• Jetlag is real and mostly unavoidable. To acclimate quickly, avoid alcohol while traveling to your destination and attempt to get on to the local schedule as soon as possible. That said, expect to be tired, have disrupted sleep, and feel a little out of sorts for the first few days.
  • Moderation is the key.  Don't run yourself into the ground by trying to do too much all at once.  Sickness occurs more frequently when you are tired and worn down. 
  • Heed the advise your local program managers/RDs give you about what to eat and where. They are speaking directly from experience!
  • Avoid “street food” for at least the first 72 hours you are in a developing country.
  • Eat well-balanced meals.
  • Watch what you eat.  If you are wary of the quality of the food and drink, make sure everything you eat is thoroughly cooked, peeled, or boiled to kill any bacteria. 
  • Take measures to reduce the risk of STIs (sexually transmitted infections).
  • If you drink, consume alcohol in moderation. Intoxication can lead to unsafe and potentially deadly situations. Over 90% of the safety and security incidents the Study Abroad Office deals with each year are directly related to alcohol.
  • Be informed! Know where to get treatment.  When you settle in, find out where health care facilities are located.  Check with your on-site program director for the name of a doctor and hospital.
  • Depending on the region/location, you may not be able to drink tap water at all. In others, you may need water purification tablets. Ice may not be safe for consumption if made with tap water. Ask how the ice is made or avoid it.
  • Insect repellant can be quite useful in many climates.
  • Women may want to pack feminine hygiene products if they are not sure of the type available where they are traveling, though familiar products are available in most foreign countries.

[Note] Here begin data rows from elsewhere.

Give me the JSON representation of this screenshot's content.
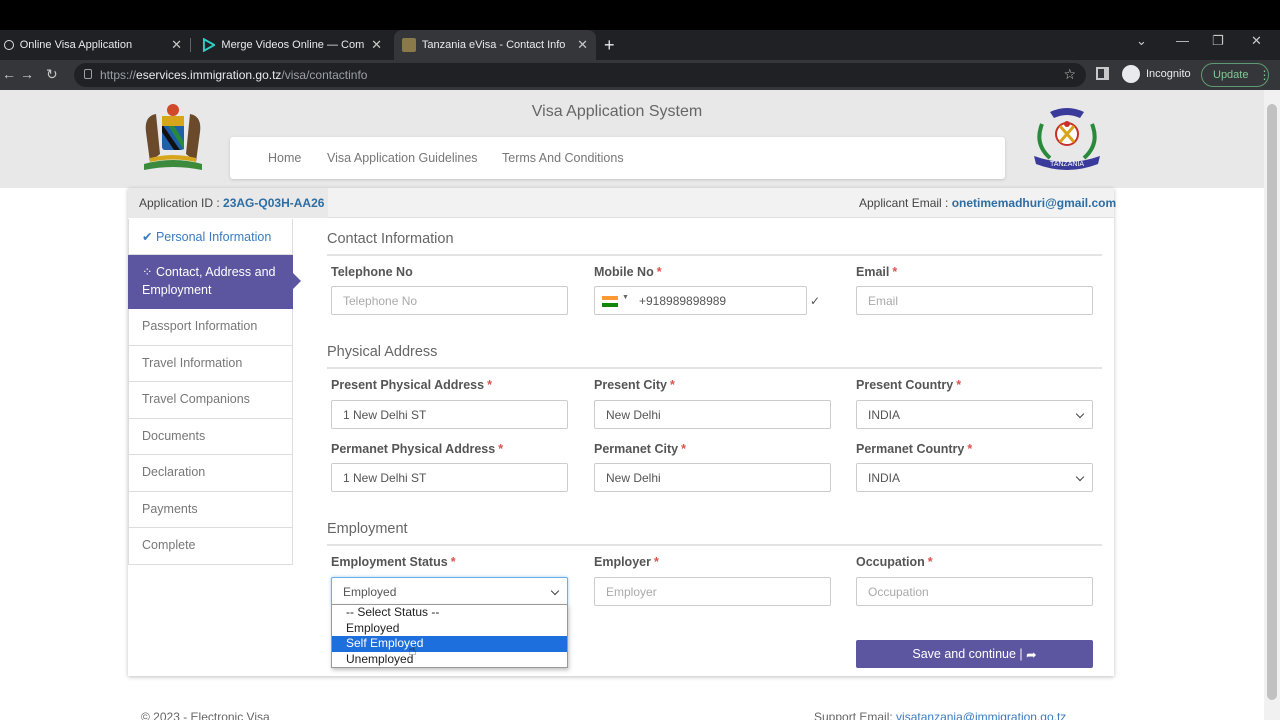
{
  "browser": {
    "tabs": [
      {
        "title": "Online Visa Application"
      },
      {
        "title": "Merge Videos Online — Combine"
      },
      {
        "title": "Tanzania eVisa - Contact Info"
      }
    ],
    "url_prefix": "https://",
    "url_host": "eservices.immigration.go.tz",
    "url_path": "/visa/contactinfo",
    "incognito_label": "Incognito",
    "update_label": "Update"
  },
  "header": {
    "system_title": "Visa Application System",
    "nav": [
      "Home",
      "Visa Application Guidelines",
      "Terms And Conditions"
    ],
    "logo_text": "TANZANIA"
  },
  "app": {
    "id_label": "Application ID : ",
    "id_value": "23AG-Q03H-AA26",
    "email_label": "Applicant Email : ",
    "email_value": "onetimemadhuri@gmail.com"
  },
  "sidenav": [
    {
      "label": "Personal Information",
      "icon": "check-icon",
      "state": "done"
    },
    {
      "label": "Contact, Address and Employment",
      "icon": "spinner-icon",
      "state": "active"
    },
    {
      "label": "Passport Information"
    },
    {
      "label": "Travel Information"
    },
    {
      "label": "Travel Companions"
    },
    {
      "label": "Documents"
    },
    {
      "label": "Declaration"
    },
    {
      "label": "Payments"
    },
    {
      "label": "Complete"
    }
  ],
  "sections": {
    "contact": "Contact Information",
    "address": "Physical Address",
    "employment": "Employment"
  },
  "fields": {
    "telephone": {
      "label": "Telephone No",
      "placeholder": "Telephone No",
      "required": false
    },
    "mobile": {
      "label": "Mobile No",
      "value": "+918989898989",
      "required": true
    },
    "email": {
      "label": "Email",
      "placeholder": "Email",
      "required": true
    },
    "present_address": {
      "label": "Present Physical Address",
      "value": "1 New Delhi ST",
      "required": true
    },
    "present_city": {
      "label": "Present City",
      "value": "New Delhi",
      "required": true
    },
    "present_country": {
      "label": "Present Country",
      "value": "INDIA",
      "required": true
    },
    "perm_address": {
      "label": "Permanet Physical Address",
      "value": "1 New Delhi ST",
      "required": true
    },
    "perm_city": {
      "label": "Permanet City",
      "value": "New Delhi",
      "required": true
    },
    "perm_country": {
      "label": "Permanet Country",
      "value": "INDIA",
      "required": true
    },
    "emp_status": {
      "label": "Employment Status",
      "value": "Employed",
      "required": true
    },
    "employer": {
      "label": "Employer",
      "placeholder": "Employer",
      "required": true
    },
    "occupation": {
      "label": "Occupation",
      "placeholder": "Occupation",
      "required": true
    }
  },
  "req_mark": "*",
  "validated_mark": "✓",
  "emp_status_options": [
    "-- Select Status --",
    "Employed",
    "Self Employed",
    "Unemployed"
  ],
  "emp_status_highlighted": "Self Employed",
  "save_button": "Save and continue |",
  "footer": {
    "left": "© 2023 - Electronic Visa",
    "right_label": "Support Email: ",
    "right_email": "visatanzania@immigration.go.tz"
  },
  "colors": {
    "accent": "#5c559f",
    "link": "#2d6da3",
    "required": "#d9534f"
  }
}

  • All Panther Programs and most Pitt-recognized programs include travel insurance in the program fee. This not only covers clinic visits and hospitalization, but the insurance carrier’s website can also provide recommendations for where to find English speaking doctors. Consult with your program manager in Pittsburgh or with your faculty/resident director abroad.